Overall, The Following was a decent show but the slap in the face to the viewers really brought it down and the recovery was a slow.  I will follow this show next season, there is enough here for me to still love.  Just hope that the writers know pushing the viewers to insulting levels is not the way to go.  I’m looking forward to season two in the fall.

The Following – almost lost

I’ve been a fan of the new Fox t.v. show The Following.  I’ve enjoyed the suspense that each episode has had and thought the use of flashbacks was very effective (quick peeks into what happened in the past but not disruptive to the storyline).   My enjoyment was put to the test with last nights episode “The Fall.”  The episode started out good, some banter between Ryan Hardy and three of his antagonists, but the last twenty minutes was almost insulting to viewers.  The Following isn’t the best show out there, a sort of weak plot line with some obvious turns, but the fast pace, suspense, twisted characters, and good acting by Kevin Bacon and James Purefoy allowed you to look past those items.   I’ve read complaints that the show is too dark – really? it’s about a serial killer who has found a way to torment his ex-wife and the man who put him prison, and you expect it to be all sunshine and happy? – and that the FBI is inept at their jobs.  My previous thought was of: if this was an actual portrayal of how a case goes in the FBI I don’t think there would be a need for Hardy as the protagonist and the show would be called a documentary airing on the Discovery channel or History or something along those lines.

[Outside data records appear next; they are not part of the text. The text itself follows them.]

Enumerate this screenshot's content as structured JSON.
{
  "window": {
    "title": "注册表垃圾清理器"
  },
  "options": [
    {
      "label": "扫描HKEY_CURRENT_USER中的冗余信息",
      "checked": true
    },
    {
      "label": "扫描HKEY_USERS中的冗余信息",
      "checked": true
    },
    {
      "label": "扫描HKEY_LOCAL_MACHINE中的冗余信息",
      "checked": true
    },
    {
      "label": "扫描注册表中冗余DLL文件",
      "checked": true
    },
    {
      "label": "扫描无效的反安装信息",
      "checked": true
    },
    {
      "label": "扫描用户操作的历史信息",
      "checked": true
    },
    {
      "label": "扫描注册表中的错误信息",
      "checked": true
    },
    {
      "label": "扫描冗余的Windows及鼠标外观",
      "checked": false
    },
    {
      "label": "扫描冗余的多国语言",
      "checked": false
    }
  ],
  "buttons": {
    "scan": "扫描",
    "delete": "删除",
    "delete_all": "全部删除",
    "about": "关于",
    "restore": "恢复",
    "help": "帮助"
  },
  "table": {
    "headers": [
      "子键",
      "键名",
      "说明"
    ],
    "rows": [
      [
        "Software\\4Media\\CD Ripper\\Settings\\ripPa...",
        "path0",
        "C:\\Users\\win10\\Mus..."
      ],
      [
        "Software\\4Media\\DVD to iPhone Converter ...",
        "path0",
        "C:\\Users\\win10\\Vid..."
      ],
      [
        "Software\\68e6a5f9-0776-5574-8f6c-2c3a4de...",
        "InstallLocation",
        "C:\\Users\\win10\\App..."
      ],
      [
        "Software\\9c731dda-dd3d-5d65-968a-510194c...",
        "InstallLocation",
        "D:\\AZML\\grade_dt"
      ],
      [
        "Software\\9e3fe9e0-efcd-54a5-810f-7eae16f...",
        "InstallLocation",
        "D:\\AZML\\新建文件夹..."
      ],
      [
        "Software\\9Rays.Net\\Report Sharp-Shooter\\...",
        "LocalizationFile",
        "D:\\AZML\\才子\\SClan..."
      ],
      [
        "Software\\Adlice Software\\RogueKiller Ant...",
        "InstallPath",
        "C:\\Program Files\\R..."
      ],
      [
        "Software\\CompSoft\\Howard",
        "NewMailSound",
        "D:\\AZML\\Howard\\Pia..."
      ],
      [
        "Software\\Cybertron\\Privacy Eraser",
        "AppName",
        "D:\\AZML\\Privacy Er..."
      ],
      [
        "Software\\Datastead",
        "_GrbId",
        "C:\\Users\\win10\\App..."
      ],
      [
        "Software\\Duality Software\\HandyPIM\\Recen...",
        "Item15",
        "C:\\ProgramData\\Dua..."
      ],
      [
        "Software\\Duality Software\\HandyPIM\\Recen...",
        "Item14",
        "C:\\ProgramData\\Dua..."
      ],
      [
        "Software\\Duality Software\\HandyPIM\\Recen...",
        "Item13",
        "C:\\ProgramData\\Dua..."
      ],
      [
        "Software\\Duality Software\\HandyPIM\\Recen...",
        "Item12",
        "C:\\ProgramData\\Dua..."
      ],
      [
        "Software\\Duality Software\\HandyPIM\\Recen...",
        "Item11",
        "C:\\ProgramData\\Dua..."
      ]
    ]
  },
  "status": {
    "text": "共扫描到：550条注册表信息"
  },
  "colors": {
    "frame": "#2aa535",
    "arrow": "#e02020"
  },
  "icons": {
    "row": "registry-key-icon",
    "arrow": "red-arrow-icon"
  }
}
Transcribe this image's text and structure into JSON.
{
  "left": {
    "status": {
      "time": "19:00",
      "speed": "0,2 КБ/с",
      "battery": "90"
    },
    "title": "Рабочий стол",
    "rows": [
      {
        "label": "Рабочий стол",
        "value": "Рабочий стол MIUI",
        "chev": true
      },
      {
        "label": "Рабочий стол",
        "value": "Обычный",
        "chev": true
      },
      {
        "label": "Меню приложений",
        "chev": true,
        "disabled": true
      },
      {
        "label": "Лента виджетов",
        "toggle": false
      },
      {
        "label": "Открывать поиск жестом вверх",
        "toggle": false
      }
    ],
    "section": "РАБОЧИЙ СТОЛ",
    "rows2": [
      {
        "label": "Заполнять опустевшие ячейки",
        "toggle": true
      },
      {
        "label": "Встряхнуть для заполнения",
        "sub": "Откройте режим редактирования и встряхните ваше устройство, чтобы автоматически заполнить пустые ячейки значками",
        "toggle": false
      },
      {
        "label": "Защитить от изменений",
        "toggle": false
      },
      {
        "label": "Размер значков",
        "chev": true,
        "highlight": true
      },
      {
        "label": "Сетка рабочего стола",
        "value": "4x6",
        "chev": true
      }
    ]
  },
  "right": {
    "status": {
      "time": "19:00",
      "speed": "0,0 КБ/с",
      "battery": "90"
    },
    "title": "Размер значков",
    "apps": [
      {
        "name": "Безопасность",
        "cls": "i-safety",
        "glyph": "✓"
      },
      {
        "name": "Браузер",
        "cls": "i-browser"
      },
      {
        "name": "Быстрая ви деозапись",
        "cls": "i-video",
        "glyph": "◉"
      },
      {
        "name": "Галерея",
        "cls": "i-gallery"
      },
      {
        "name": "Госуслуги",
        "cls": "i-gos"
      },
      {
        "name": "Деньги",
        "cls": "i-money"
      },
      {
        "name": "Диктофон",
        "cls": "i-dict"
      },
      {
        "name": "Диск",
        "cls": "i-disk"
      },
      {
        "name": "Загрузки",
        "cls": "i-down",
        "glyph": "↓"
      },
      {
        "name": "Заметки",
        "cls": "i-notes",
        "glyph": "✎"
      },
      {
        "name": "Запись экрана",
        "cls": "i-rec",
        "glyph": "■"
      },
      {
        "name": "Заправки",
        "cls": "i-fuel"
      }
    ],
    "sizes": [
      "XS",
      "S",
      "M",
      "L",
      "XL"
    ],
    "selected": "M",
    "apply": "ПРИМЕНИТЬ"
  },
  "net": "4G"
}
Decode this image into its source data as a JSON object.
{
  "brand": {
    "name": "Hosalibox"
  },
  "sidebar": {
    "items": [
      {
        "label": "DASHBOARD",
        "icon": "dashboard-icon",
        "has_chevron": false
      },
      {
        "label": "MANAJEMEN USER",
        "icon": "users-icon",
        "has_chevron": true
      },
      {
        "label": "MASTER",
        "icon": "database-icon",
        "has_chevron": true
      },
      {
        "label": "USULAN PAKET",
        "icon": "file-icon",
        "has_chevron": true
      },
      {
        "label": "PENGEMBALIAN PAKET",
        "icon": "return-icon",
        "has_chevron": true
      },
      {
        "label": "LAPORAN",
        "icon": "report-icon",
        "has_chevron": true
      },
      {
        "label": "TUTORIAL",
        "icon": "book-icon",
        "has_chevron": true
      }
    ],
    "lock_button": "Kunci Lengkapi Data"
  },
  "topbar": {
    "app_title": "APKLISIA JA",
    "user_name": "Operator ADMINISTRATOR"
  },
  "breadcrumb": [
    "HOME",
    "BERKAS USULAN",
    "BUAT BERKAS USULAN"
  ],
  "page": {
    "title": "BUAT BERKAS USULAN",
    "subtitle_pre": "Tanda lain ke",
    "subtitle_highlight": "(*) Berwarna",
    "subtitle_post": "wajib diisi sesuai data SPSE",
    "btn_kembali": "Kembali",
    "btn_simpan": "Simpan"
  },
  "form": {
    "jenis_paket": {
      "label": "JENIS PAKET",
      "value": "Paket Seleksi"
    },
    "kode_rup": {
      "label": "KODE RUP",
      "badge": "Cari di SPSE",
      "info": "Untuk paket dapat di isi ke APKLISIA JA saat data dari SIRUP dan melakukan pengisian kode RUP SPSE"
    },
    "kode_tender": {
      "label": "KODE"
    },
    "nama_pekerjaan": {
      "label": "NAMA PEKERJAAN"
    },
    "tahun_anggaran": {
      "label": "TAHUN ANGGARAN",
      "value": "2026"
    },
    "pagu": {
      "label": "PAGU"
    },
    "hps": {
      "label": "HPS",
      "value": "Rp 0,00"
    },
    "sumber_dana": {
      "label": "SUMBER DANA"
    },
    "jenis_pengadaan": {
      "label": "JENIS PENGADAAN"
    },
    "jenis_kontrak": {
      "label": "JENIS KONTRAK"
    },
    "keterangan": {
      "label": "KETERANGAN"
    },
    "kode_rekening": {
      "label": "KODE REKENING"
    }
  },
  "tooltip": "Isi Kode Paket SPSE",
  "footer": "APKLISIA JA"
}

With all good shows I think there is some element of obvious disbelief, that moment when you say “come on, how could that possibly have just happened” but if the show is good enough, you are able to overlook and ignore that moment (Vampire Diaries, The Walking Dead, insert name of any good t.v. show that you like). Last night I was not able to overlook that “come on…” moment.  Joe Carroll’s followers are everywhere and the writers appeared to have lost their minds with “The Fall”.  Joe’s people get into everything and inserting them into or having them overcome some elite tactical teams was ridiculous.  I know there has to be substantial followers out there for Joe Carroll’s plan to work out, but the last 20 minutes of “The Fall” was over the top.  When writers take a show too far, it sets the show up to fail.  I’m hoping that next weeks episode returns to the form of the first five episode – fast pace, suspense, gruesome but watchable.  If not, I’m afraid I’ll be forced to say “nevermore…”

The Following – worth following?

Last night (1/21/13) Fox debut a new t.v. showed called The Following.  The show is about a former FBI agent Ryan Hardy (Kevin Bacon) who is called back to work the case of the killer Joe Carroll (James Purefoy) he captured in 2003 and who has recently escaped.  The premise of the series is Joe Carroll has built a cult following of fellow serial killers who communicate and connect with each other to commit gruesome murders.  An interesting spin on the serial killer plot line.

I have to say that the first episode did a really good job of drawing me in and keeping the suspense going.  I was appalled at the ways the first victim met their end – which is a good thing to say when talking about a crime series.  Joe Carroll is a former teacher who is obsessed with Edgar Allen Poe and this obsession played out with the murders that put him into prison to begin with, as well as the murders that will happen after his escape.

As with all t.v. shows, there are few things that could be better – the female FBI agent seems like she’s trying too hard and the other FBI agent seems suspiciously suspect (maybe I’m just seeing a connection that’s not there).  Overall, I would say this was worthy first episode and look forward to seeing how the series plays out.  The Following has at least one follower so far.